The power of connectivity through technologyallows all of us to be “personally” invested in the welfare of others. Regardless of how we connect, Facebook, Twitter or email…they all allow us to stay connected to our friends and family in ways we could have never anticipated and ( I believe) in doing so, technology has shown us Parents a potential “silver” lining to the online revolution of this generation.

My son is actually engaged, he is active in seeking out news on this tragedy. His friend is in the center of this catastrophic loss and he is very aware of how dangerous and serious this event is for the people and nation of Japan and beyond. His world view has been expanded and his compassion and awareness of the needs of others is at an all time high. That is a good thing. His world is expanding beyond his own cares and concerns and I am grateful for that.

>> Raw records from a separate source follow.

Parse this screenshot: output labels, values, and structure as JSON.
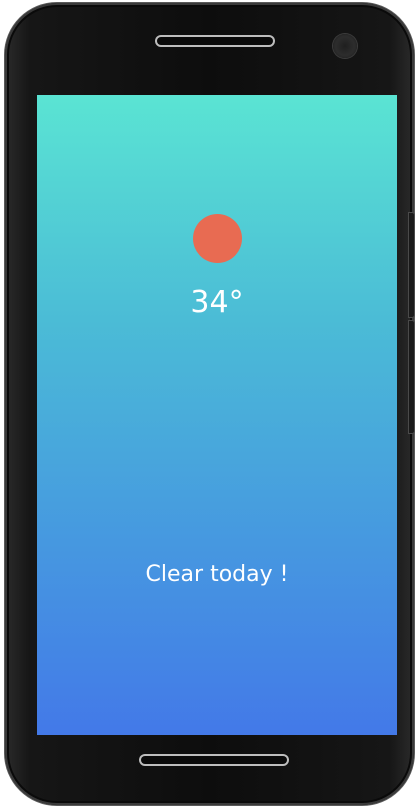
{
  "weather": {
    "temperature": "34°",
    "description": "Clear today !",
    "condition_icon": "sun-icon",
    "sun_color": "#e86b52",
    "gradient_top": "#5ae4d3",
    "gradient_bottom": "#4379e8"
  }
}
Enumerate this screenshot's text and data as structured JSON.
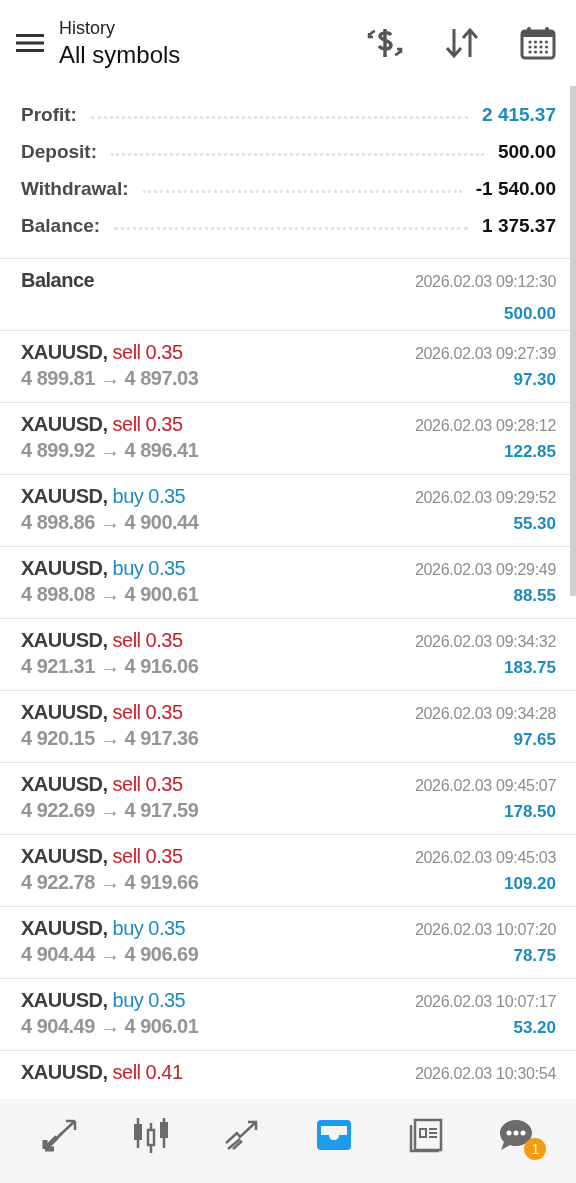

So much so, that he commented to me last night… “Dad, some of the kids at school are complete idiots…they have no idea whats going on in Japan, and whats worse… they couldn’t care less because it doesn’t affect them in any way.” I have no doubt that’s true for some, but not all. I believe we have a golden opportunity in this disaster to gently re-direct our kids attention from themselves to others and to begin to consider what “they” might be able to do to help.

So, parents…before we completely remove all social media and technology from our pre-teens lives… let’s be careful to consider and “LOOK FOR” the potential positive benefits of its presence in our homes. As with all things… in moderation and with consideration for the content and priorities of real life in mind.

I’m not a huge advocate of technology as I’ve seen it negatively impact families and homes in very dangerous ways when out of balance, but I am cautiously optimistic on this particular facet of its existence. It could be a huge catalyst for growing our pre-teens awareness of the world beyond our borders and the need for increased compassion and sensitivity to those less fortunate.

Here’s to keeping on the road and in between the lines… and when you read this, please consider taking a moment to stop what your about and pray for the welfare and safety of those families and lives affected by the recent earthquake in Japan. If you’re a parent… go ahead and ask your kids to join with you when you do. It will show them your faith in action when facing tragedy and loss, a priceless lesson of hope and trust when life gets beyond anyone’s control.

Peace out,